Just when we thought the great graphics card (GPU) crunch was coming to an end, we’ve been stung with another invisible enemy – inflation. The money you’ve saved up yesterday isn’t worth as much as it is today, which means big trouble for your dollar going as far as possible.
Couple that to the DDR5 platform becoming the standard and new sockets coming (the inevitable death of Socket AM4!) digging deep into your pockets for your next big-ticket gadget or tech purchase seems less and less likely.
So how can you finance your next big-ticket purchase? What pitfalls can you avoid?
Don’t use the credit card
Though you may be tempted to finance your next big-ticket tech purchase on the credit card – don’t. Businesses often fail using short term debt to finance purchases they will use long term. Fine if you’re buying little things like keyboards, though.
Worse still is that credit card interest is sky high compared to personal loans. They also roll over each month if you haven’t paid them off, which means you could be on the hook for thousands upon thousands in additional interest – leaving you in the lurch when the GeForce 50/Radeon 7000 series or AM6 comes calling.

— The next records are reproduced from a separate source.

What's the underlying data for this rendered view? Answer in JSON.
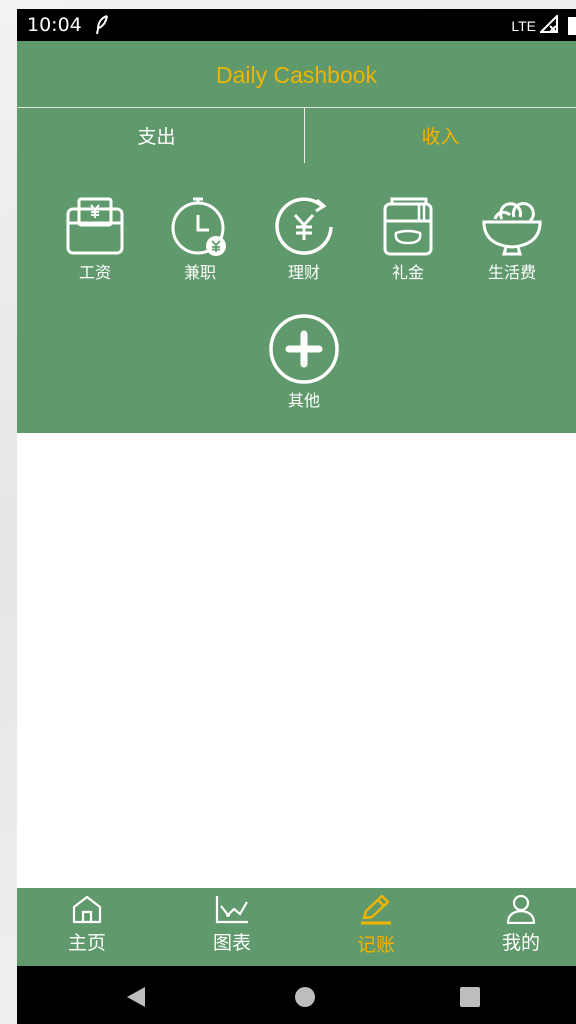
{
  "status_bar": {
    "time": "10:04",
    "network": "LTE"
  },
  "app": {
    "title": "Daily Cashbook"
  },
  "tabs": [
    {
      "label": "支出",
      "active": false
    },
    {
      "label": "收入",
      "active": true
    }
  ],
  "categories": [
    {
      "label": "工资",
      "icon": "salary-wallet-icon"
    },
    {
      "label": "兼职",
      "icon": "part-time-clock-icon"
    },
    {
      "label": "理财",
      "icon": "investment-yen-icon"
    },
    {
      "label": "礼金",
      "icon": "gift-money-icon"
    },
    {
      "label": "生活费",
      "icon": "living-expenses-bowl-icon"
    },
    {
      "label": "其他",
      "icon": "add-other-icon"
    }
  ],
  "bottom_nav": [
    {
      "label": "主页",
      "icon": "home-icon",
      "active": false
    },
    {
      "label": "图表",
      "icon": "chart-icon",
      "active": false
    },
    {
      "label": "记账",
      "icon": "pencil-icon",
      "active": true
    },
    {
      "label": "我的",
      "icon": "profile-icon",
      "active": false
    }
  ],
  "colors": {
    "header_green": "#60996c",
    "accent_yellow": "#f0b400",
    "text_white": "#ffffff"
  }
}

What is your credit score?
A credit score is literally a score or number – usually out of 1200 and 0 – showing banks and lenders if you are a good borrower – or not. Taking out too many debts, paying bills late, or making too many inquiries can lower your score. Paying bills on time and having few debts means you have a higher score. A higher score means you’re a lower risk and vice versa. A higher score means lenders are more likely to approve loans – and at more competitive rates. You can check your score and entire credit history once per year for free at a credit reporting bureau.
Taking out a personal loan
The best and most cost-effective way to finance your big-ticket tech purchase is to take out a personal loan. It may be a little inconvenient compared with paying cash or with your credit card, but in most cases, you can have funds transferred within a few hours if you’re approved. Where credit card interest rates hover around 18-20%p.a., personal loans are around 9-11%p.a. – and personal loans are on fixed terms, which means your interest paid is too.
If you have a lot of little credit card debts nipping at your heels and damaging your credit score, you may want to consider taking out a debt consolidation loan. This is a personal loan that you use to get rid of all your debts in one payment. You then make regular repayments on the personal loan. The best part of this is each repayment gets you closer to a zero balance.
Using a broker
A personal loan broker can help you find a more competitive loan than simply going to your bank and getting the cookie cutter loan that they offer everyone. Shopping around on your behalf, a broker can find a personal loan that’s better suited for you and your financial situation. It’s worth a look!